2009 State of the Market Report
bid price, indicating that the load should be scheduled regardless of the day-ahead price. We are generally interested in comparing the net load cleared (defined as the physical load, plus virtual load minus virtual supply) in the day-ahead market as a percentage of the actual real-time load. This relationship affects commitment patterns and RSG costs because units are committed and scheduled in the day-ahead to satisfy the net load.

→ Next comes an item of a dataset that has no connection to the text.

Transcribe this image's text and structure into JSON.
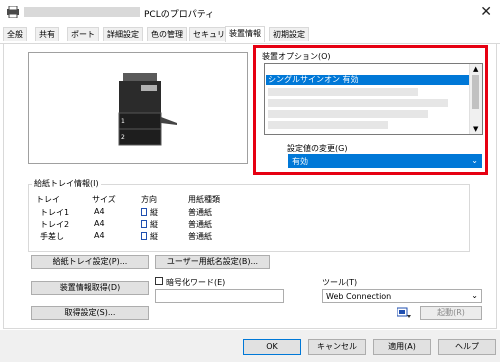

When day-ahead net load is significantly less than real-time load, particularly in the peak load hour of the day, the Midwest ISO will frequently commit peaking resources to satisfy the incremental increase in load. As shown later in this section, peaking resources often do not set real-time prices, even when these resources are effectively marginal. This can contribute to suboptimal real-time pricing and can result in inefficiencies because lower-cost units that could have been committed through the day-ahead market will be displaced by peaking resources committed in real-time.
Additionally, when significant quantities of generation are committed by participants or by the ISO after the day-ahead market, this additional supply will lower real-time prices and create an incentive for participants to schedule net load at less than 100 percent. The most common sources of additional supply increases real time are:
Supplemental commitments by the Midwest ISO made for reliability after the day-ahead
Self-commitments by market participants after the day-ahead market; and
Wind output that was under-scheduled in the day-ahead market.
To show the net load-scheduling patterns in the day-ahead market, Figure 19 compares the monthly peak-hour day-ahead scheduled load to actual load. We show the peak hour of each month because this is when the Midwest ISO is most likely to require additional generation.